(Stored data)
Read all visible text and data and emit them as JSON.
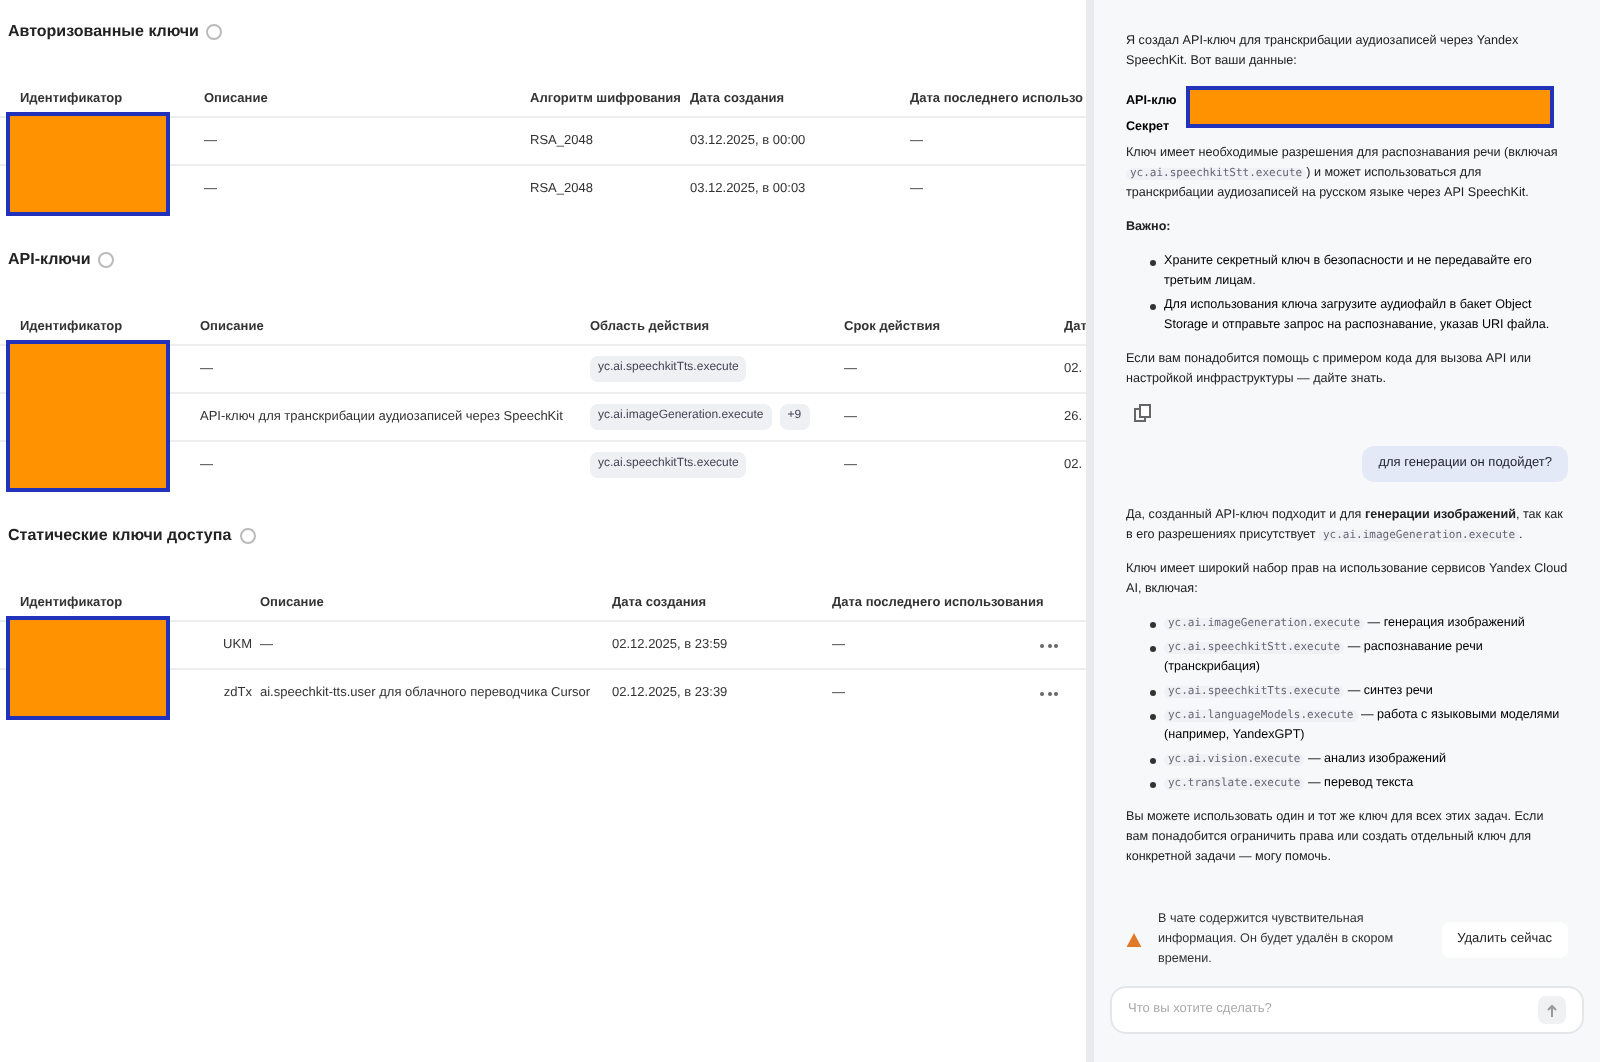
{
  "sections": [
    {
      "title": "Авторизованные ключи",
      "columns": [
        "Идентификатор",
        "Описание",
        "Алгоритм шифрования",
        "Дата создания",
        "Дата последнего использо"
      ],
      "rows": [
        {
          "cells": [
            "",
            "—",
            "RSA_2048",
            "03.12.2025, в 00:00",
            "—"
          ]
        },
        {
          "cells": [
            "",
            "—",
            "RSA_2048",
            "03.12.2025, в 00:03",
            "—"
          ]
        }
      ]
    },
    {
      "title": "API-ключи",
      "columns": [
        "Идентификатор",
        "Описание",
        "Область действия",
        "Срок действия",
        "Дат"
      ],
      "rows": [
        {
          "cells": [
            "",
            "—",
            "yc.ai.speechkitTts.execute",
            "—",
            "02."
          ],
          "extra": ""
        },
        {
          "cells": [
            "",
            "API-ключ для транскрибации аудиозаписей через SpeechKit",
            "yc.ai.imageGeneration.execute",
            "—",
            "26."
          ],
          "extra": "+9"
        },
        {
          "cells": [
            "",
            "—",
            "yc.ai.speechkitTts.execute",
            "—",
            "02."
          ],
          "extra": ""
        }
      ]
    },
    {
      "title": "Статические ключи доступа",
      "columns": [
        "Идентификатор",
        "Описание",
        "Дата создания",
        "Дата последнего использования"
      ],
      "rows": [
        {
          "cells": [
            "UKM",
            "—",
            "02.12.2025, в 23:59",
            "—"
          ]
        },
        {
          "cells": [
            "zdTx",
            "ai.speechkit-tts.user для облачного переводчика Cursor",
            "02.12.2025, в 23:39",
            "—"
          ]
        }
      ],
      "menu": true
    }
  ],
  "chat": {
    "messages": [
      {
        "kind": "assistant",
        "blocks": [
          {
            "kind": "p",
            "parts": [
              {
                "kind": "text",
                "text": "Я создал API-ключ для транскрибации аудиозаписей через Yandex SpeechKit. Вот ваши данные:"
              }
            ]
          },
          {
            "kind": "secret",
            "lines": [
              "API-клю",
              "Секрет"
            ]
          },
          {
            "kind": "p",
            "parts": [
              {
                "kind": "text",
                "text": "Ключ имеет необходимые разрешения для распознавания речи (включая "
              },
              {
                "kind": "code",
                "text": "yc.ai.speechkitStt.execute"
              },
              {
                "kind": "text",
                "text": ") и может использоваться для транскрибации аудиозаписей на русском языке через API SpeechKit."
              }
            ]
          },
          {
            "kind": "p",
            "parts": [
              {
                "kind": "text",
                "text": "**Важно:**"
              }
            ]
          },
          {
            "kind": "list",
            "items": [
              {
                "text": "Храните секретный ключ в безопасности и не передавайте его третьим лицам."
              },
              {
                "text": "Для использования ключа загрузите аудиофайл в бакет Object Storage и отправьте запрос на распознавание, указав URI файла."
              }
            ]
          },
          {
            "kind": "p",
            "parts": [
              {
                "kind": "text",
                "text": "Если вам понадобится помощь с примером кода для вызова API или настройкой инфраструктуры — дайте знать."
              }
            ]
          },
          {
            "kind": "copy"
          }
        ]
      },
      {
        "kind": "user",
        "text": "для генерации он подойдет?"
      },
      {
        "kind": "assistant",
        "blocks": [
          {
            "kind": "p",
            "parts": [
              {
                "kind": "text",
                "text": "Да, созданный API-ключ подходит и для **генерации изображений**, так как в его разрешениях присутствует "
              },
              {
                "kind": "code",
                "text": "yc.ai.imageGeneration.execute"
              },
              {
                "kind": "text",
                "text": "."
              }
            ]
          },
          {
            "kind": "p",
            "parts": [
              {
                "kind": "text",
                "text": "Ключ имеет широкий набор прав на использование сервисов Yandex Cloud AI, включая:"
              }
            ]
          },
          {
            "kind": "list",
            "items": [
              {
                "code": "yc.ai.imageGeneration.execute",
                "text": "— генерация изображений"
              },
              {
                "code": "yc.ai.speechkitStt.execute",
                "text": "— распознавание речи (транскрибация)"
              },
              {
                "code": "yc.ai.speechkitTts.execute",
                "text": "— синтез речи"
              },
              {
                "code": "yc.ai.languageModels.execute",
                "text": "— работа с языковыми моделями (например, YandexGPT)"
              },
              {
                "code": "yc.ai.vision.execute",
                "text": "— анализ изображений"
              },
              {
                "code": "yc.translate.execute",
                "text": "— перевод текста"
              }
            ]
          },
          {
            "kind": "p",
            "parts": [
              {
                "kind": "text",
                "text": "Вы можете использовать один и тот же ключ для всех этих задач. Если вам понадобится ограничить права или создать отдельный ключ для конкретной задачи — могу помочь."
              }
            ]
          }
        ]
      }
    ],
    "warning": {
      "text": "В чате содержится чувствительная информация. Он будет удалён в скором времени.",
      "button": "Удалить сейчас"
    },
    "input": {
      "placeholder": "Что вы хотите сделать?"
    }
  }
}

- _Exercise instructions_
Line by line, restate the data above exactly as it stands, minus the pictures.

- _Response to this exercise_
Read all visible text and data and emit them as JSON.
{
  "sections": [
    {
      "title": "Авторизованные ключи",
      "columns": [
        "Идентификатор",
        "Описание",
        "Алгоритм шифрования",
        "Дата создания",
        "Дата последнего использо"
      ],
      "rows": [
        {
          "cells": [
            "",
            "—",
            "RSA_2048",
            "03.12.2025, в 00:00",
            "—"
          ]
        },
        {
          "cells": [
            "",
            "—",
            "RSA_2048",
            "03.12.2025, в 00:03",
            "—"
          ]
        }
      ]
    },
    {
      "title": "API-ключи",
      "columns": [
        "Идентификатор",
        "Описание",
        "Область действия",
        "Срок действия",
        "Дат"
      ],
      "rows": [
        {
          "cells": [
            "",
            "—",
            "yc.ai.speechkitTts.execute",
            "—",
            "02."
          ],
          "extra": ""
        },
        {
          "cells": [
            "",
            "API-ключ для транскрибации аудиозаписей через SpeechKit",
            "yc.ai.imageGeneration.execute",
            "—",
            "26."
          ],
          "extra": "+9"
        },
        {
          "cells": [
            "",
            "—",
            "yc.ai.speechkitTts.execute",
            "—",
            "02."
          ],
          "extra": ""
        }
      ]
    },
    {
      "title": "Статические ключи доступа",
      "columns": [
        "Идентификатор",
        "Описание",
        "Дата создания",
        "Дата последнего использования"
      ],
      "rows": [
        {
          "cells": [
            "UKM",
            "—",
            "02.12.2025, в 23:59",
            "—"
          ]
        },
        {
          "cells": [
            "zdTx",
            "ai.speechkit-tts.user для облачного переводчика Cursor",
            "02.12.2025, в 23:39",
            "—"
          ]
        }
      ],
      "menu": true
    }
  ],
  "chat": {
    "messages": [
      {
        "kind": "assistant",
        "blocks": [
          {
            "kind": "p",
            "parts": [
              {
                "kind": "text",
                "text": "Я создал API-ключ для транскрибации аудиозаписей через Yandex SpeechKit. Вот ваши данные:"
              }
            ]
          },
          {
            "kind": "secret",
            "lines": [
              "API-клю",
              "Секрет"
            ]
          },
          {
            "kind": "p",
            "parts": [
              {
                "kind": "text",
                "text": "Ключ имеет необходимые разрешения для распознавания речи (включая "
              },
              {
                "kind": "code",
                "text": "yc.ai.speechkitStt.execute"
              },
              {
                "kind": "text",
                "text": ") и может использоваться для транскрибации аудиозаписей на русском языке через API SpeechKit."
              }
            ]
          },
          {
            "kind": "p",
            "parts": [
              {
                "kind": "text",
                "text": "**Важно:**"
              }
            ]
          },
          {
            "kind": "list",
            "items": [
              {
                "text": "Храните секретный ключ в безопасности и не передавайте его третьим лицам."
              },
              {
                "text": "Для использования ключа загрузите аудиофайл в бакет Object Storage и отправьте запрос на распознавание, указав URI файла."
              }
            ]
          },
          {
            "kind": "p",
            "parts": [
              {
                "kind": "text",
                "text": "Если вам понадобится помощь с примером кода для вызова API или настройкой инфраструктуры — дайте знать."
              }
            ]
          },
          {
            "kind": "copy"
          }
        ]
      },
      {
        "kind": "user",
        "text": "для генерации он подойдет?"
      },
      {
        "kind": "assistant",
        "blocks": [
          {
            "kind": "p",
            "parts": [
              {
                "kind": "text",
                "text": "Да, созданный API-ключ подходит и для **генерации изображений**, так как в его разрешениях присутствует "
              },
              {
                "kind": "code",
                "text": "yc.ai.imageGeneration.execute"
              },
              {
                "kind": "text",
                "text": "."
              }
            ]
          },
          {
            "kind": "p",
            "parts": [
              {
                "kind": "text",
                "text": "Ключ имеет широкий набор прав на использование сервисов Yandex Cloud AI, включая:"
              }
            ]
          },
          {
            "kind": "list",
            "items": [
              {
                "code": "yc.ai.imageGeneration.execute",
                "text": "— генерация изображений"
              },
              {
                "code": "yc.ai.speechkitStt.execute",
                "text": "— распознавание речи (транскрибация)"
              },
              {
                "code": "yc.ai.speechkitTts.execute",
                "text": "— синтез речи"
              },
              {
                "code": "yc.ai.languageModels.execute",
                "text": "— работа с языковыми моделями (например, YandexGPT)"
              },
              {
                "code": "yc.ai.vision.execute",
                "text": "— анализ изображений"
              },
              {
                "code": "yc.translate.execute",
                "text": "— перевод текста"
              }
            ]
          },
          {
            "kind": "p",
            "parts": [
              {
                "kind": "text",
                "text": "Вы можете использовать один и тот же ключ для всех этих задач. Если вам понадобится ограничить права или создать отдельный ключ для конкретной задачи — могу помочь."
              }
            ]
          }
        ]
      }
    ],
    "warning": {
      "text": "В чате содержится чувствительная информация. Он будет удалён в скором времени.",
      "button": "Удалить сейчас"
    },
    "input": {
      "placeholder": "Что вы хотите сделать?"
    }
  }
}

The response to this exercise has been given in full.